-- Problem statement --
Would you reproduce exactly, and only, the lines starting at the one with "Transcribe this image's" and ending at the last line of the data, with both included? Leave the pictures out.
***** Data listing
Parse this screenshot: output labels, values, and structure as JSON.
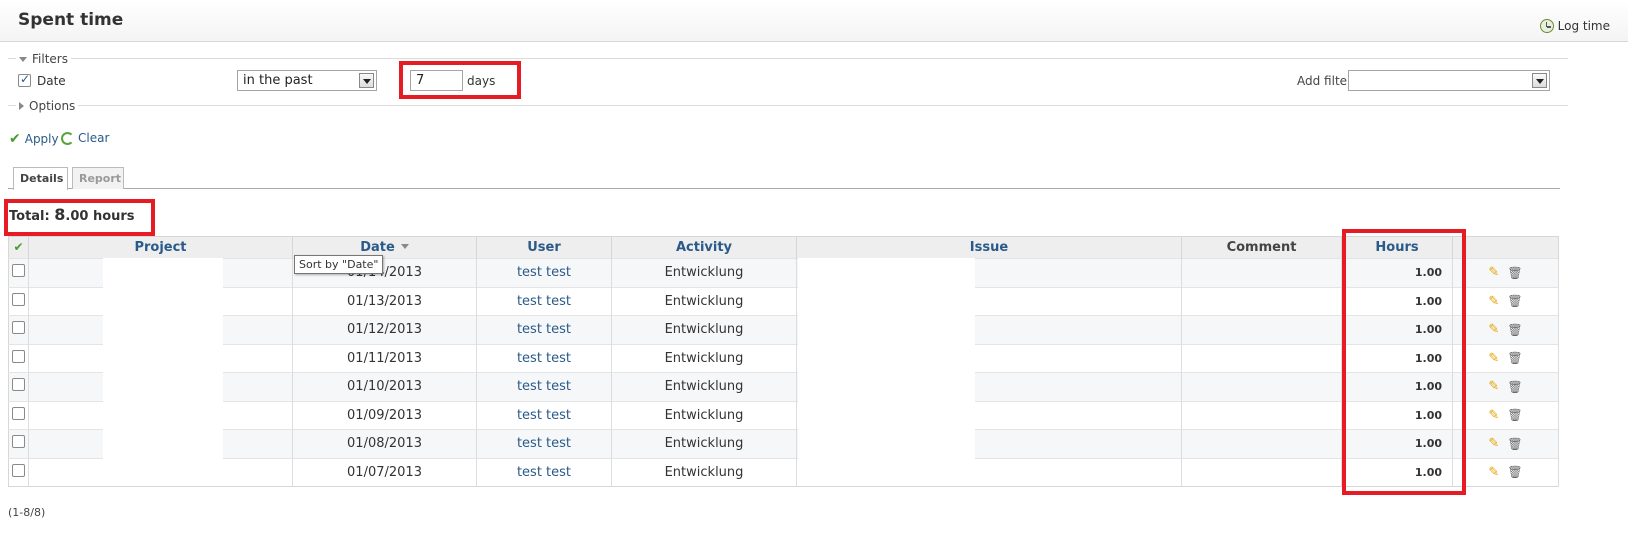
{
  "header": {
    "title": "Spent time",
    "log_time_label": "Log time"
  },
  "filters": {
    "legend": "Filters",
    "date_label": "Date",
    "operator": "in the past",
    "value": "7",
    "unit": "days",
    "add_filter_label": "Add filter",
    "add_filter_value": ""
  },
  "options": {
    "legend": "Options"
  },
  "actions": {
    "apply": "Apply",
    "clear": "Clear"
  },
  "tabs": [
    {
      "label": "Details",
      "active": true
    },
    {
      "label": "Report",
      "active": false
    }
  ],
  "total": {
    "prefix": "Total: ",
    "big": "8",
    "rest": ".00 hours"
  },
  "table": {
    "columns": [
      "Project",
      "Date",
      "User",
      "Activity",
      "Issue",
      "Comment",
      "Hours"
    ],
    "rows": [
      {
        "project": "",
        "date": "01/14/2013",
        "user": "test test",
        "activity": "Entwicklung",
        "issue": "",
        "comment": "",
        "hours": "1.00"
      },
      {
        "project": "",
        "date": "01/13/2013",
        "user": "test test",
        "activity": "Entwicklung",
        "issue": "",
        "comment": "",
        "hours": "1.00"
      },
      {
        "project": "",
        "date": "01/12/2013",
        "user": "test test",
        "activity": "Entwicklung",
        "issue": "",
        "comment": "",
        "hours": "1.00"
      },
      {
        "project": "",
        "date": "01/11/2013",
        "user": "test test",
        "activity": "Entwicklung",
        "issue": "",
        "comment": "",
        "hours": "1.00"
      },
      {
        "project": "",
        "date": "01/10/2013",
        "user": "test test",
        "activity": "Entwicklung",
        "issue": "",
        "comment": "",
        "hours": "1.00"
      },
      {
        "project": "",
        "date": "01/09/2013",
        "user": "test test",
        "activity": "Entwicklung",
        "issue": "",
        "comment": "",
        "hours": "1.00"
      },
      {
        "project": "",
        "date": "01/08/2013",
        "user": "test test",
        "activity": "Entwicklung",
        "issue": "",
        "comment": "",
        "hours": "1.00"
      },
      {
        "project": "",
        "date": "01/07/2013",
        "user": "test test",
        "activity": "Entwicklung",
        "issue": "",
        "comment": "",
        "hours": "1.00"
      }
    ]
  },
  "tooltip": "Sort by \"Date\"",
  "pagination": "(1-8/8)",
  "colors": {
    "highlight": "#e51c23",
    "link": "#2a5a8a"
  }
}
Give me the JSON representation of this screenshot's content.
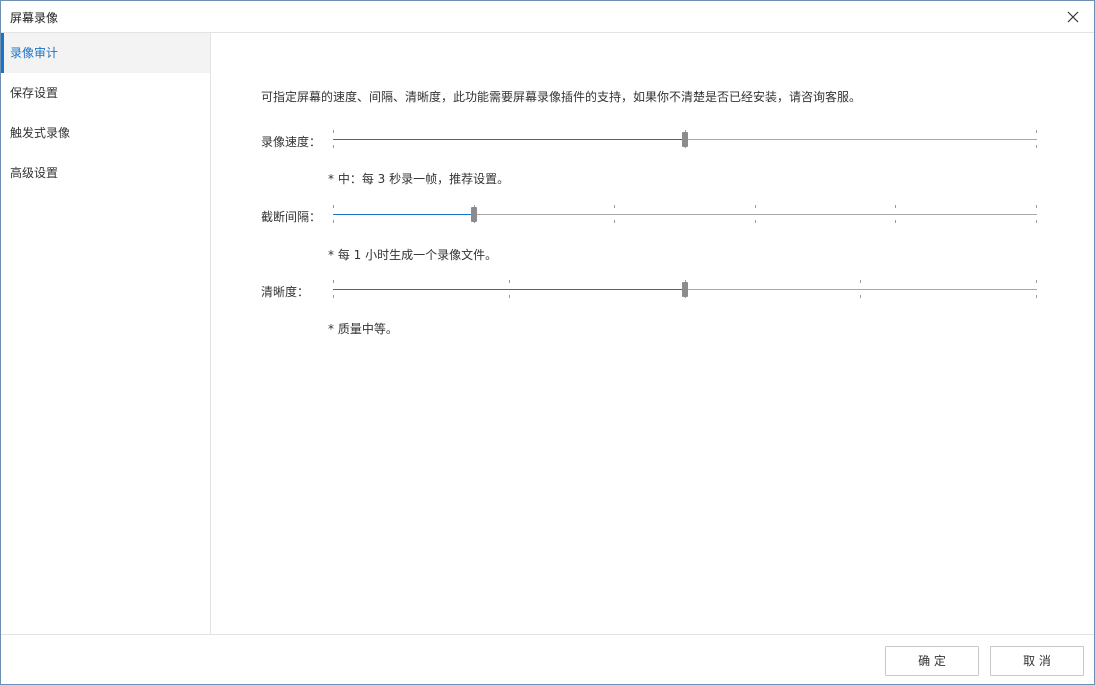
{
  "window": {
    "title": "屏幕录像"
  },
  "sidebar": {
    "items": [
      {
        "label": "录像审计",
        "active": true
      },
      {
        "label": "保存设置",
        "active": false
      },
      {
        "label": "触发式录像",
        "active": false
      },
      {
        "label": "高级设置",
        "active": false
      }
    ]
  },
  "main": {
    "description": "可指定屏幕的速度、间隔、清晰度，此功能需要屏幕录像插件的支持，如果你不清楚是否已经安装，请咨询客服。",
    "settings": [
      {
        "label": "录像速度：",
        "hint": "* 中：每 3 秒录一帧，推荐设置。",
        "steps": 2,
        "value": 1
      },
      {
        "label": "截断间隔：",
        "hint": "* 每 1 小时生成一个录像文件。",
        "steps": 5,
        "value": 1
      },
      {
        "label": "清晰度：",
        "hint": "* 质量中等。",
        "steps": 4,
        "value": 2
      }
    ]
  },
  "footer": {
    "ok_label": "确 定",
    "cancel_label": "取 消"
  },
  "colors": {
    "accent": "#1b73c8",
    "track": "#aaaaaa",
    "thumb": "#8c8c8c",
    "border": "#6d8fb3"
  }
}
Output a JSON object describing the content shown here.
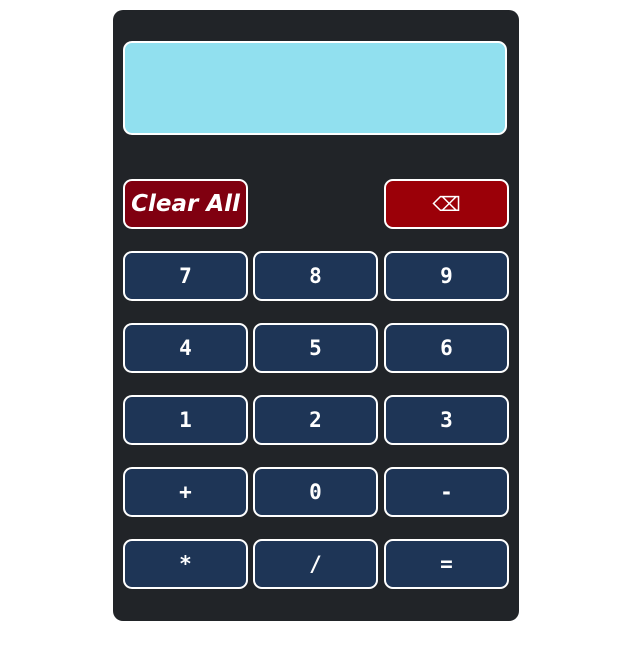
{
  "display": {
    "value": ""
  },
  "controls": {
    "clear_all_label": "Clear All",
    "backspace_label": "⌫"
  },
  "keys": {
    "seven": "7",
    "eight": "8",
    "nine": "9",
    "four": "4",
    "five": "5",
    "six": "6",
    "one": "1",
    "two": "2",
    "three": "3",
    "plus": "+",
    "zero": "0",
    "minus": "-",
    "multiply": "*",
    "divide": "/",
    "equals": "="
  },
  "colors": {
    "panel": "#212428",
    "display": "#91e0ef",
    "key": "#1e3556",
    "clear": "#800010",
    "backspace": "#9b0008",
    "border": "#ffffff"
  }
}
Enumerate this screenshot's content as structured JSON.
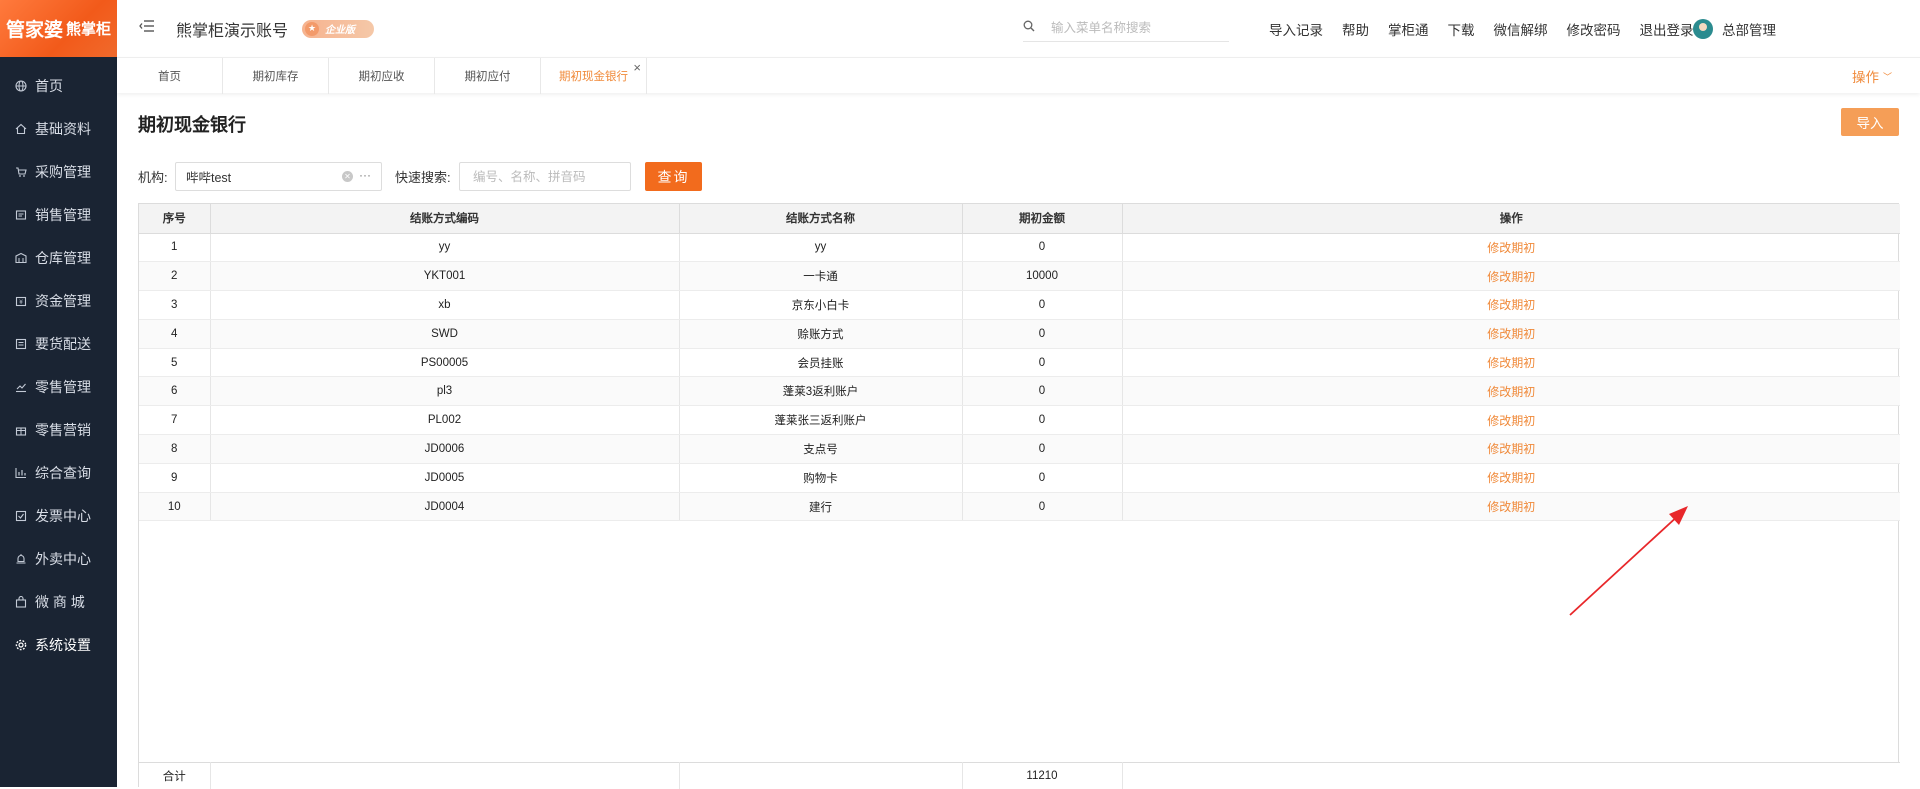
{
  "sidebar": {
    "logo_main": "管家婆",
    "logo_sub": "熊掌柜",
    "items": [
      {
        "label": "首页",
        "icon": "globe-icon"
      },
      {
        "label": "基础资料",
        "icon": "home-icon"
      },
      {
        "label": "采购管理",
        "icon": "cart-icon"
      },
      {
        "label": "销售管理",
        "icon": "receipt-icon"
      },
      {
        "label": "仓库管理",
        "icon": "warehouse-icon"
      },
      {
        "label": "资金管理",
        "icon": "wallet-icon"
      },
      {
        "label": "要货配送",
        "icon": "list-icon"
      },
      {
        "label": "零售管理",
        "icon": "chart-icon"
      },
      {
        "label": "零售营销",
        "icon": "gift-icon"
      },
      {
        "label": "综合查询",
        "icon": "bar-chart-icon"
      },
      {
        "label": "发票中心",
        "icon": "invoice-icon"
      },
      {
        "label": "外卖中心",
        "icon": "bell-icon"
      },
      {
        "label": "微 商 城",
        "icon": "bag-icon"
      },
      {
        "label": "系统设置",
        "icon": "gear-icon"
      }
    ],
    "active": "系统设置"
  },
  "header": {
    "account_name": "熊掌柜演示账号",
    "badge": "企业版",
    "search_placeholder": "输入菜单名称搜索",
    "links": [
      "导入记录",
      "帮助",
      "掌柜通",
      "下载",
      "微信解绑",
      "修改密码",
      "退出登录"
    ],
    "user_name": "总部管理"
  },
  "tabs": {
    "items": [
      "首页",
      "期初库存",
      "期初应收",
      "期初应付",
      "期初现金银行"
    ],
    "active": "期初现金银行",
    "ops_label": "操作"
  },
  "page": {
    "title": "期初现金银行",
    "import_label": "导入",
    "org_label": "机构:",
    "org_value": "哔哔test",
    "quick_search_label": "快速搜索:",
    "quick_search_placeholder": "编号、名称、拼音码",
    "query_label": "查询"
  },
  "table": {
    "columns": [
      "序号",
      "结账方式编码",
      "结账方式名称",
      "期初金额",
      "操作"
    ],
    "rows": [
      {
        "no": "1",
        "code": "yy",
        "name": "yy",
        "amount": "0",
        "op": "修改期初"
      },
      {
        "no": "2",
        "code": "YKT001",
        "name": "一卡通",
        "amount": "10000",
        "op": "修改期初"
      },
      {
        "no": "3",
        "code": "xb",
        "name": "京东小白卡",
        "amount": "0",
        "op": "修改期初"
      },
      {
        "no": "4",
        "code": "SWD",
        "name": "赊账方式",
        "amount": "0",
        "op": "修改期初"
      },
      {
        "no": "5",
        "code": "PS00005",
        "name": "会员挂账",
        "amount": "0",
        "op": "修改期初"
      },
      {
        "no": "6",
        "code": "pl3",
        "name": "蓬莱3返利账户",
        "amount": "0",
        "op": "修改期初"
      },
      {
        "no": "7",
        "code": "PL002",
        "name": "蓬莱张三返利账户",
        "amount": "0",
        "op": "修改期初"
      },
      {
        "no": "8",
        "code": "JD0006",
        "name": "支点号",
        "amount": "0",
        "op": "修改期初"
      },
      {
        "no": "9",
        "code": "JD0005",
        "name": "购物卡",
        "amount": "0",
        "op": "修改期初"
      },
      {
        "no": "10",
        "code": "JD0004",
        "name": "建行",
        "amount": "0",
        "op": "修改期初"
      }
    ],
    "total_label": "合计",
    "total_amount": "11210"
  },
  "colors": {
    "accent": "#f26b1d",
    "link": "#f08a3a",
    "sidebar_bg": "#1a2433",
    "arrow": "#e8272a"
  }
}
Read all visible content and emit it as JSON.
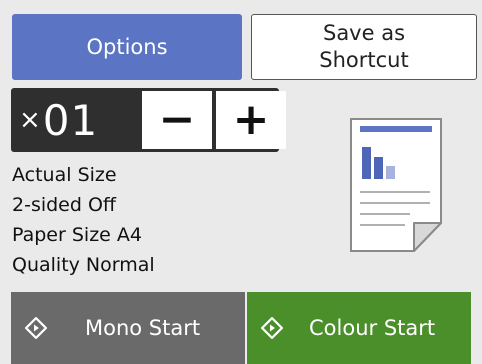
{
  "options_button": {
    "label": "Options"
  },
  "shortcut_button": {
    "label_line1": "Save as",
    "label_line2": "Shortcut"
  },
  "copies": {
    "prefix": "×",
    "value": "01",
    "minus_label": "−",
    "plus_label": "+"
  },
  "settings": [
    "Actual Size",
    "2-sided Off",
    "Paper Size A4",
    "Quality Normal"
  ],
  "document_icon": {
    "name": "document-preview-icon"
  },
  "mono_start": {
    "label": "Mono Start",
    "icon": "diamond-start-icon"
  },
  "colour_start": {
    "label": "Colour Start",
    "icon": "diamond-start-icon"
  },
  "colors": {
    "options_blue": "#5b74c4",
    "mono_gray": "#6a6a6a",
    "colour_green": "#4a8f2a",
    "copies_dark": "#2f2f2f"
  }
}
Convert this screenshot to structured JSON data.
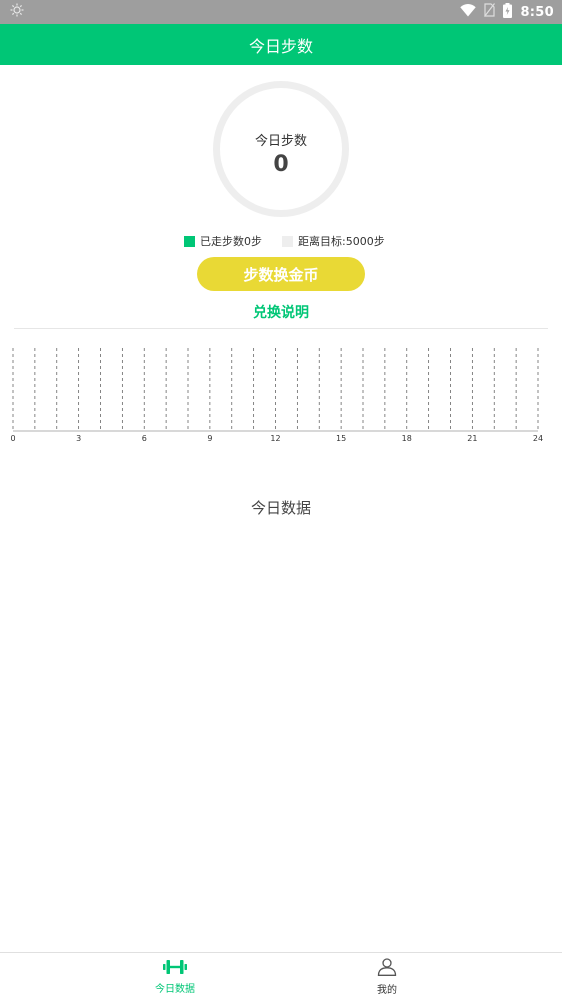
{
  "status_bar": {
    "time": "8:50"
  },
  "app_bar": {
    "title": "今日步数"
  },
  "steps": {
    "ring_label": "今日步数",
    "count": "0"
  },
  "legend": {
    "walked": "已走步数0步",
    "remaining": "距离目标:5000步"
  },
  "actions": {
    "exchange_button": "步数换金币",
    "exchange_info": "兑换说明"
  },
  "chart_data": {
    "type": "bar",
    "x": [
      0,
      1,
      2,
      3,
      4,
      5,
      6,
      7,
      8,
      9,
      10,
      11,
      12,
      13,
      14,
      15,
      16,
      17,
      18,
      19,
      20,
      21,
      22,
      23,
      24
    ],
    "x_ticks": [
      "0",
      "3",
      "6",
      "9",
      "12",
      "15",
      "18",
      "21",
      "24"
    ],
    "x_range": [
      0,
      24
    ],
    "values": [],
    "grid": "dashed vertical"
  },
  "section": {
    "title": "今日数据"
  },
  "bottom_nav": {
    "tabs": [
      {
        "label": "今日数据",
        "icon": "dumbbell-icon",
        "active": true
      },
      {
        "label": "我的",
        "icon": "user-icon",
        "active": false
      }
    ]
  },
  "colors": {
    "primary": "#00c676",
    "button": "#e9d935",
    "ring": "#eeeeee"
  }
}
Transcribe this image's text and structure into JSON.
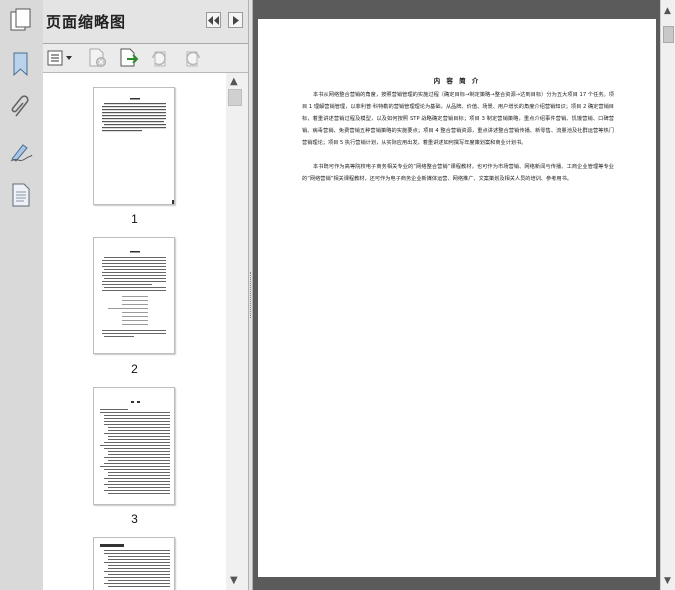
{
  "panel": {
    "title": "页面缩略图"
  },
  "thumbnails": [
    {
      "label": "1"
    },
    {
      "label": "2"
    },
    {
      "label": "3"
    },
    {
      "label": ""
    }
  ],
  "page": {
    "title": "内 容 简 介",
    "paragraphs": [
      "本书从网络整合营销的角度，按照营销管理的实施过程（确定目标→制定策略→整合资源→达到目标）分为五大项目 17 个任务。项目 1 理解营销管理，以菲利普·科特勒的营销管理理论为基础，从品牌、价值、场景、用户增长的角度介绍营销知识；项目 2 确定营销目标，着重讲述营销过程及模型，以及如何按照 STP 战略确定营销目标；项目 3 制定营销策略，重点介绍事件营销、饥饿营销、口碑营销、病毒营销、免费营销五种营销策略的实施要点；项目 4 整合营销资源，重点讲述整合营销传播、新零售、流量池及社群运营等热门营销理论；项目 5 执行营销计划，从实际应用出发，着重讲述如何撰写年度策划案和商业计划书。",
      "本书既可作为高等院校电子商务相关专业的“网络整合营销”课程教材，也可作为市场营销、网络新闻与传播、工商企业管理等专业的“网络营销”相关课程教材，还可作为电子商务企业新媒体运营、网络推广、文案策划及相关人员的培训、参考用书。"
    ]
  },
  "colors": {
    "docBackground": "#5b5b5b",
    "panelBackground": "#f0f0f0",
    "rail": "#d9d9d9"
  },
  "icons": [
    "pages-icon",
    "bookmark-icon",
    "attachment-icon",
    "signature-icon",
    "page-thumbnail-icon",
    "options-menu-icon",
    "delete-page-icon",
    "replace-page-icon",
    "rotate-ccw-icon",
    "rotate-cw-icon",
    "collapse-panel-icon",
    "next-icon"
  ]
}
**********
-- The completed task --
Transcribe this image's text and structure into JSON.
{
  "panel": {
    "title": "页面缩略图"
  },
  "thumbnails": [
    {
      "label": "1"
    },
    {
      "label": "2"
    },
    {
      "label": "3"
    },
    {
      "label": ""
    }
  ],
  "page": {
    "title": "内 容 简 介",
    "paragraphs": [
      "本书从网络整合营销的角度，按照营销管理的实施过程（确定目标→制定策略→整合资源→达到目标）分为五大项目 17 个任务。项目 1 理解营销管理，以菲利普·科特勒的营销管理理论为基础，从品牌、价值、场景、用户增长的角度介绍营销知识；项目 2 确定营销目标，着重讲述营销过程及模型，以及如何按照 STP 战略确定营销目标；项目 3 制定营销策略，重点介绍事件营销、饥饿营销、口碑营销、病毒营销、免费营销五种营销策略的实施要点；项目 4 整合营销资源，重点讲述整合营销传播、新零售、流量池及社群运营等热门营销理论；项目 5 执行营销计划，从实际应用出发，着重讲述如何撰写年度策划案和商业计划书。",
      "本书既可作为高等院校电子商务相关专业的“网络整合营销”课程教材，也可作为市场营销、网络新闻与传播、工商企业管理等专业的“网络营销”相关课程教材，还可作为电子商务企业新媒体运营、网络推广、文案策划及相关人员的培训、参考用书。"
    ]
  },
  "colors": {
    "docBackground": "#5b5b5b",
    "panelBackground": "#f0f0f0",
    "rail": "#d9d9d9"
  },
  "icons": [
    "pages-icon",
    "bookmark-icon",
    "attachment-icon",
    "signature-icon",
    "page-thumbnail-icon",
    "options-menu-icon",
    "delete-page-icon",
    "replace-page-icon",
    "rotate-ccw-icon",
    "rotate-cw-icon",
    "collapse-panel-icon",
    "next-icon"
  ]
}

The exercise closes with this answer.